Interface dataset entries:
--------------------------------

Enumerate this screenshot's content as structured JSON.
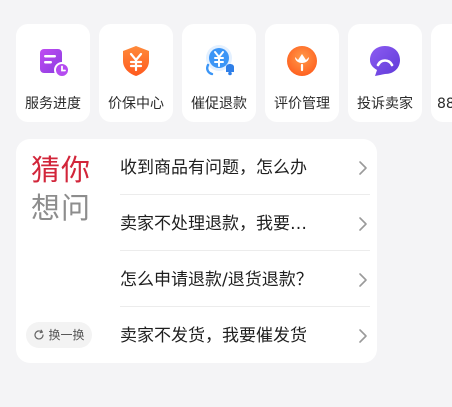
{
  "services": [
    {
      "label": "服务进度",
      "icon": "schedule-icon",
      "color": "#a046e6"
    },
    {
      "label": "价保中心",
      "icon": "price-shield-icon",
      "color": "#ff6a22"
    },
    {
      "label": "催促退款",
      "icon": "refund-bell-icon",
      "color": "#2f8cf4"
    },
    {
      "label": "评价管理",
      "icon": "flower-badge-icon",
      "color": "#ff6a22"
    },
    {
      "label": "投诉卖家",
      "icon": "complaint-face-icon",
      "color": "#7b4de8"
    },
    {
      "label": "88",
      "icon": "partial-tile-icon",
      "color": "#888888"
    }
  ],
  "guess": {
    "title_line1": "猜你",
    "title_line2": "想问",
    "title_color": "#d2253a",
    "refresh_label": "换一换",
    "questions": [
      "收到商品有问题，怎么办",
      "卖家不处理退款，我要…",
      "怎么申请退款/退货退款？",
      "卖家不发货，我要催发货"
    ]
  }
}
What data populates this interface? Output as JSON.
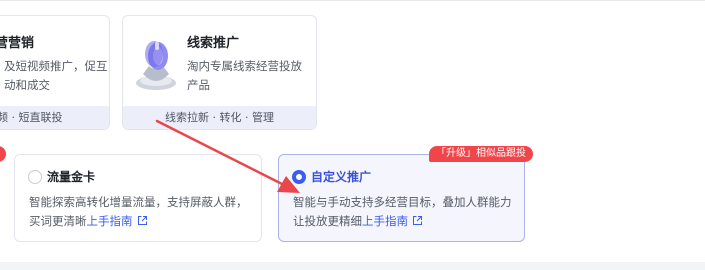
{
  "cards": [
    {
      "title": "营营销",
      "desc": "及短视频推广，促互动和成交",
      "footer": "频 · 短直联投"
    },
    {
      "title": "线索推广",
      "desc": "淘内专属线索经营投放产品",
      "footer": "线索拉新 · 转化 · 管理",
      "icon": "leads-funnel-icon"
    }
  ],
  "options": [
    {
      "title": "流量金卡",
      "desc": "智能探索高转化增量流量，支持屏蔽人群，买词更清晰",
      "guide_label": "上手指南",
      "selected": false
    },
    {
      "title": "自定义推广",
      "desc": "智能与手动支持多经营目标，叠加人群能力让投放更精细",
      "guide_label": "上手指南",
      "selected": true,
      "badge": "「升级」相似品跟投"
    }
  ],
  "colors": {
    "accent": "#3b5cf0",
    "badge_red": "#f0464b",
    "arrow_red": "#e8474b"
  }
}
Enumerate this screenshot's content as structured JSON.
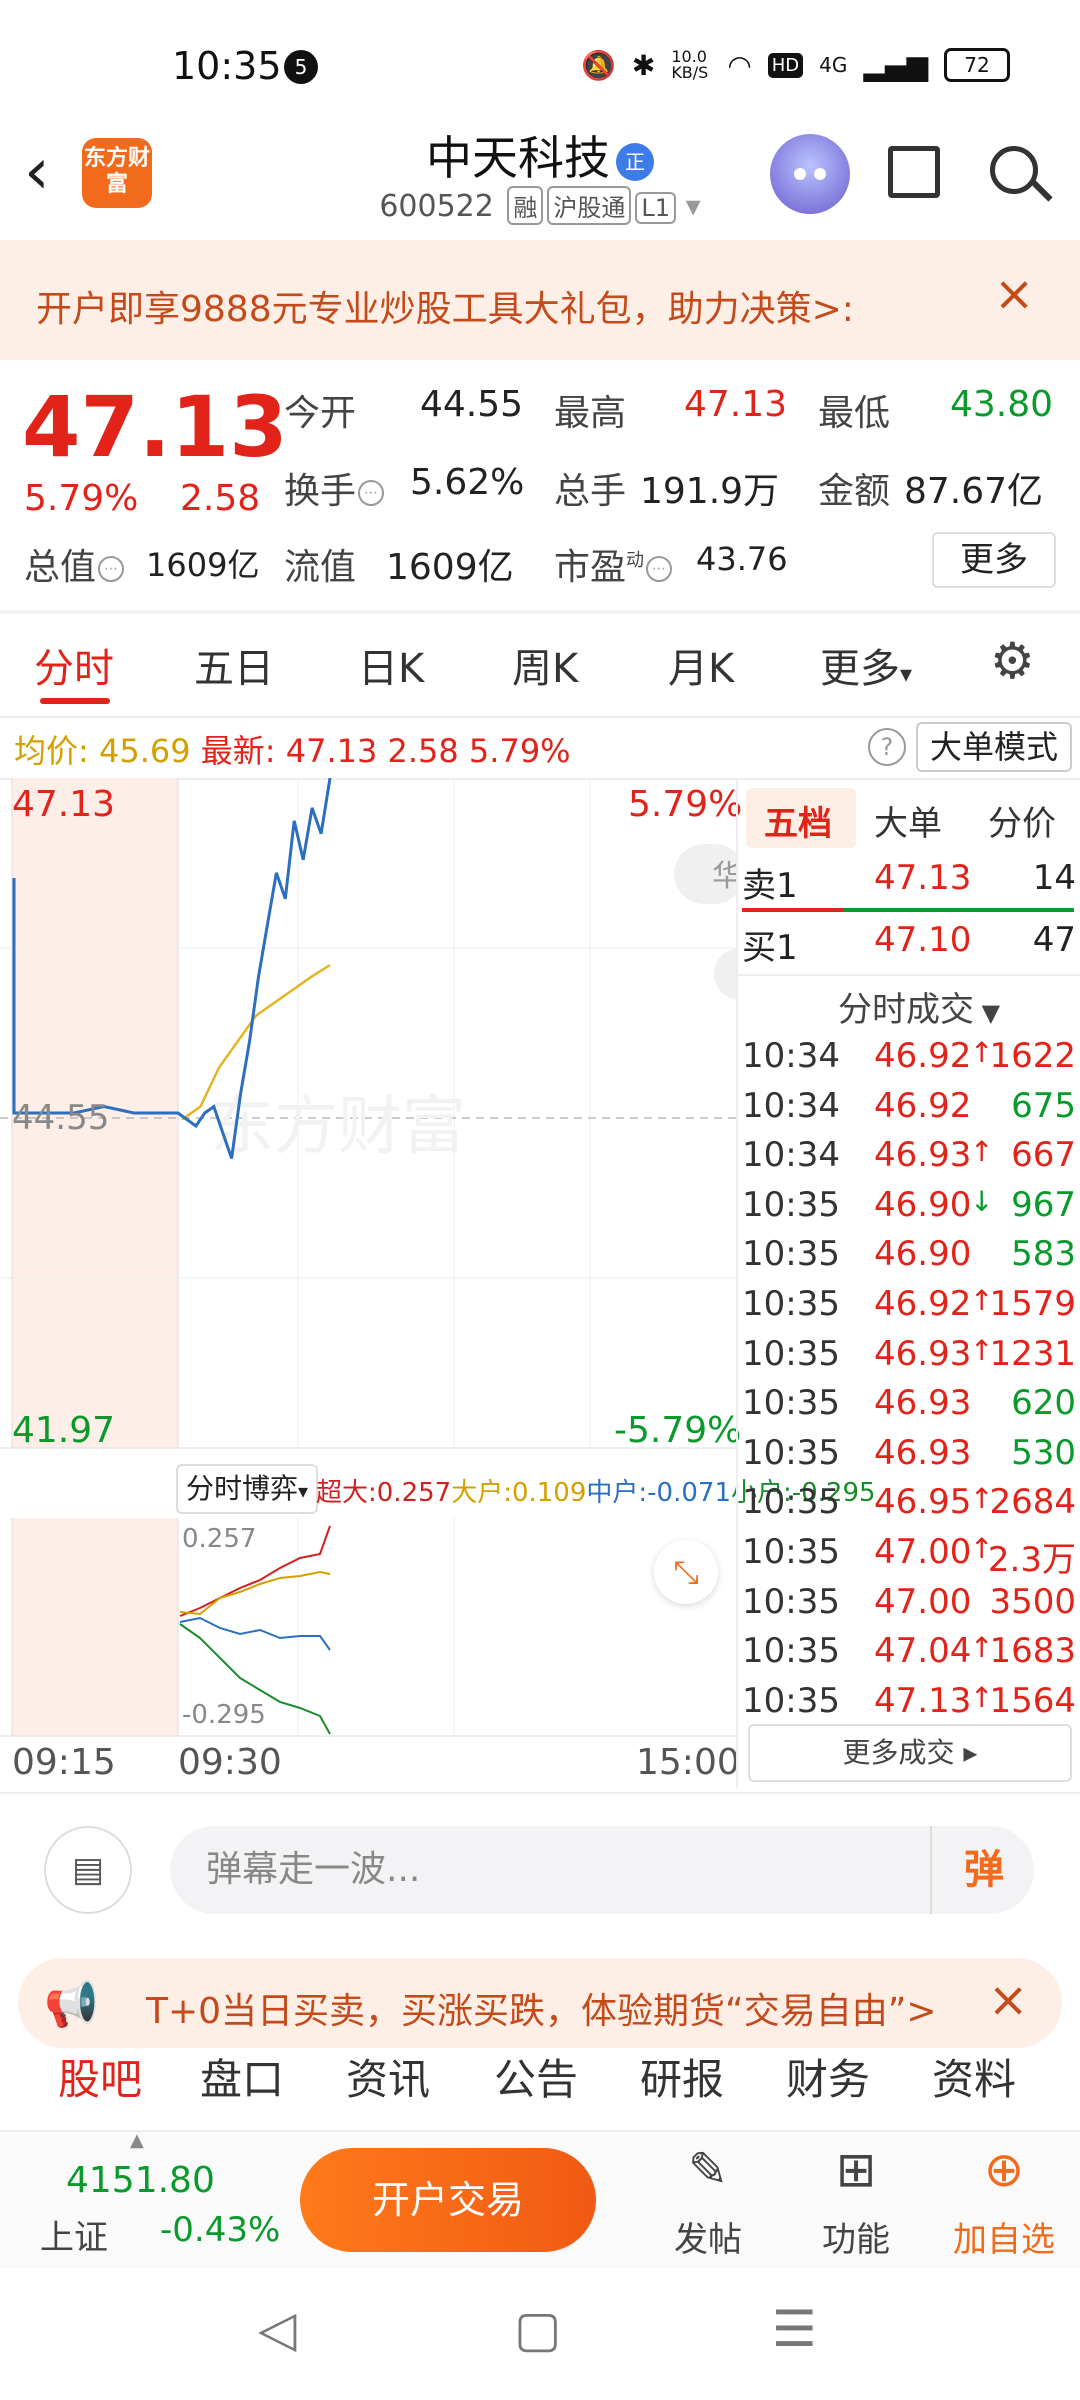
{
  "status_bar": {
    "time": "10:35",
    "notification_count": "5",
    "net_speed": "10.0 KB/S",
    "signal": "4G",
    "battery": "72"
  },
  "header": {
    "logo_text": "东方财富",
    "stock_name": "中天科技",
    "badge": "正",
    "stock_code": "600522",
    "tags": [
      "融",
      "沪股通",
      "L1"
    ]
  },
  "banner": {
    "text": "开户即享9888元专业炒股工具大礼包，助力决策>:",
    "close": "×"
  },
  "quote": {
    "price": "47.13",
    "change_pct": "5.79%",
    "change": "2.58",
    "open_label": "今开",
    "open": "44.55",
    "high_label": "最高",
    "high": "47.13",
    "low_label": "最低",
    "low": "43.80",
    "turnover_label": "换手",
    "turnover": "5.62%",
    "volume_label": "总手",
    "volume": "191.9万",
    "amount_label": "金额",
    "amount": "87.67亿",
    "mcap_label": "总值",
    "mcap": "1609亿",
    "float_label": "流值",
    "float_cap": "1609亿",
    "pe_label": "市盈",
    "pe_sup": "动",
    "pe": "43.76",
    "more": "更多"
  },
  "chart_tabs": [
    "分时",
    "五日",
    "日K",
    "周K",
    "月K",
    "更多"
  ],
  "avg_bar": {
    "avg_label": "均价:",
    "avg": "45.69",
    "latest_label": "最新:",
    "latest": "47.13",
    "chg": "2.58",
    "pct": "5.79%",
    "mode_button": "大单模式"
  },
  "chart": {
    "top_price": "47.13",
    "top_pct": "5.79%",
    "mid_price": "44.55",
    "bottom_price": "41.97",
    "bottom_pct": "-5.79%",
    "watermark": "东方财富",
    "side_label": "华"
  },
  "chart_data": {
    "type": "line",
    "series": [
      {
        "values": [
          44.55,
          44.5,
          44.45,
          44.55,
          44.6,
          44.4,
          44.2,
          44.7,
          45.1,
          45.6,
          46.0,
          46.4,
          46.2,
          46.8,
          46.5,
          46.9,
          46.7,
          47.13
        ]
      },
      {
        "values": [
          44.5,
          44.6,
          44.9,
          45.1,
          45.3,
          45.4,
          45.5,
          45.6,
          45.69
        ]
      }
    ],
    "ylim": [
      41.97,
      47.13
    ]
  },
  "sub_chart": {
    "selector": "分时博弈",
    "legend": [
      {
        "label": "超大:0.257",
        "color": "#d02020"
      },
      {
        "label": "大户:0.109",
        "color": "#d4a000"
      },
      {
        "label": "中户:-0.071",
        "color": "#2a6fc0"
      },
      {
        "label": "小户:-0.295",
        "color": "#1a8a2a"
      }
    ],
    "top": "0.257",
    "bottom": "-0.295"
  },
  "time_axis": [
    "09:15",
    "09:30",
    "15:00"
  ],
  "right_panel": {
    "tabs": [
      "五档",
      "大单",
      "分价"
    ],
    "sell1": {
      "label": "卖1",
      "price": "47.13",
      "vol": "14"
    },
    "buy1": {
      "label": "买1",
      "price": "47.10",
      "vol": "47"
    },
    "trades_title": "分时成交",
    "trades": [
      {
        "t": "10:34",
        "p": "46.92",
        "arrow": "↑",
        "v": "1622",
        "vc": "red"
      },
      {
        "t": "10:34",
        "p": "46.92",
        "arrow": "",
        "v": "675",
        "vc": "green"
      },
      {
        "t": "10:34",
        "p": "46.93",
        "arrow": "↑",
        "v": "667",
        "vc": "red"
      },
      {
        "t": "10:35",
        "p": "46.90",
        "arrow": "↓",
        "v": "967",
        "vc": "green"
      },
      {
        "t": "10:35",
        "p": "46.90",
        "arrow": "",
        "v": "583",
        "vc": "green"
      },
      {
        "t": "10:35",
        "p": "46.92",
        "arrow": "↑",
        "v": "1579",
        "vc": "red"
      },
      {
        "t": "10:35",
        "p": "46.93",
        "arrow": "↑",
        "v": "1231",
        "vc": "red"
      },
      {
        "t": "10:35",
        "p": "46.93",
        "arrow": "",
        "v": "620",
        "vc": "green"
      },
      {
        "t": "10:35",
        "p": "46.93",
        "arrow": "",
        "v": "530",
        "vc": "green"
      },
      {
        "t": "10:35",
        "p": "46.95",
        "arrow": "↑",
        "v": "2684",
        "vc": "red"
      },
      {
        "t": "10:35",
        "p": "47.00",
        "arrow": "↑",
        "v": "2.3万",
        "vc": "red"
      },
      {
        "t": "10:35",
        "p": "47.00",
        "arrow": "",
        "v": "3500",
        "vc": "red"
      },
      {
        "t": "10:35",
        "p": "47.04",
        "arrow": "↑",
        "v": "1683",
        "vc": "red"
      },
      {
        "t": "10:35",
        "p": "47.13",
        "arrow": "↑",
        "v": "1564",
        "vc": "red"
      }
    ],
    "more_trades": "更多成交 ▸"
  },
  "comment": {
    "placeholder": "弹幕走一波...",
    "dan": "弹"
  },
  "promo": {
    "text": "T+0当日买卖，买涨买跌，体验期货“交易自由”>",
    "close": "×"
  },
  "section_tabs": [
    "股吧",
    "盘口",
    "资讯",
    "公告",
    "研报",
    "财务",
    "资料"
  ],
  "bottom_bar": {
    "index_value": "4151.80",
    "index_name": "上证",
    "index_pct": "-0.43%",
    "open_trade": "开户交易",
    "post": "发帖",
    "functions": "功能",
    "add_watch": "加自选"
  },
  "nav": {
    "back": "◁",
    "home": "▢",
    "menu": "☰"
  }
}
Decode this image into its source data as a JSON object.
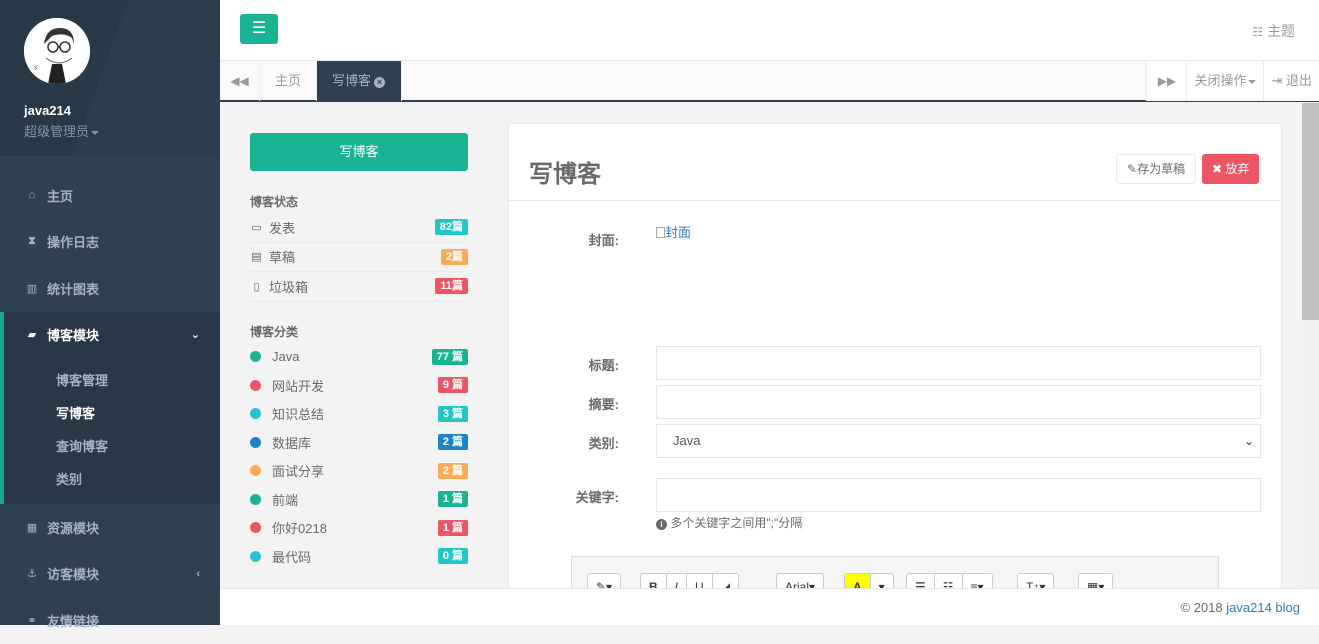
{
  "sidebar": {
    "user_name": "java214",
    "user_role": "超级管理员",
    "nav": [
      {
        "label": "主页",
        "icon": "home-icon"
      },
      {
        "label": "操作日志",
        "icon": "hourglass-icon"
      },
      {
        "label": "统计图表",
        "icon": "bar-chart-icon"
      },
      {
        "label": "博客模块",
        "icon": "book-icon"
      },
      {
        "label": "资源模块",
        "icon": "table-icon"
      },
      {
        "label": "访客模块",
        "icon": "anchor-icon"
      },
      {
        "label": "友情链接",
        "icon": "link-icon"
      }
    ],
    "blog_submenu": [
      "博客管理",
      "写博客",
      "查询博客",
      "类别"
    ]
  },
  "topbar": {
    "theme_label": "主题"
  },
  "tabs": {
    "items": [
      "主页",
      "写博客"
    ],
    "close_ops": "关闭操作",
    "logout": "退出"
  },
  "left_panel": {
    "write_button": "写博客",
    "status_title": "博客状态",
    "status": [
      {
        "label": "发表",
        "count": "82篇",
        "color": "#23c6c8",
        "icon": "inbox-icon"
      },
      {
        "label": "草稿",
        "count": "2篇",
        "color": "#f8ac59",
        "icon": "file-icon"
      },
      {
        "label": "垃圾箱",
        "count": "11篇",
        "color": "#ed5565",
        "icon": "trash-icon"
      }
    ],
    "category_title": "博客分类",
    "categories": [
      {
        "label": "Java",
        "count": "77 篇",
        "color": "#1ab394"
      },
      {
        "label": "网站开发",
        "count": "9 篇",
        "color": "#ed5565"
      },
      {
        "label": "知识总结",
        "count": "3 篇",
        "color": "#23c6c8"
      },
      {
        "label": "数据库",
        "count": "2 篇",
        "color": "#1c84c6"
      },
      {
        "label": "面试分享",
        "count": "2 篇",
        "color": "#f8ac59"
      },
      {
        "label": "前端",
        "count": "1 篇",
        "color": "#1ab394"
      },
      {
        "label": "你好0218",
        "count": "1 篇",
        "color": "#ed5565"
      },
      {
        "label": "最代码",
        "count": "0 篇",
        "color": "#23c6c8"
      }
    ]
  },
  "editor_panel": {
    "title": "写博客",
    "save_draft": "存为草稿",
    "discard": "放弃",
    "cover_label": "封面:",
    "cover_alt": "封面",
    "title_label": "标题:",
    "summary_label": "摘要:",
    "category_label": "类别:",
    "category_value": "Java",
    "keywords_label": "关键字:",
    "keywords_hint": "多个关键字之间用\";\"分隔",
    "toolbar_font": "Arial"
  },
  "footer": {
    "copyright": "© 2018",
    "link": "java214 blog"
  }
}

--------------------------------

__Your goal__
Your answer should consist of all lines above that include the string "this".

__Solution to the problem__
Enumerate this screenshot's content as structured JSON.
What data populates this interface? Output as JSON.
Enumerate this screenshot's content as structured JSON.
Decode this image into its source data as a JSON object.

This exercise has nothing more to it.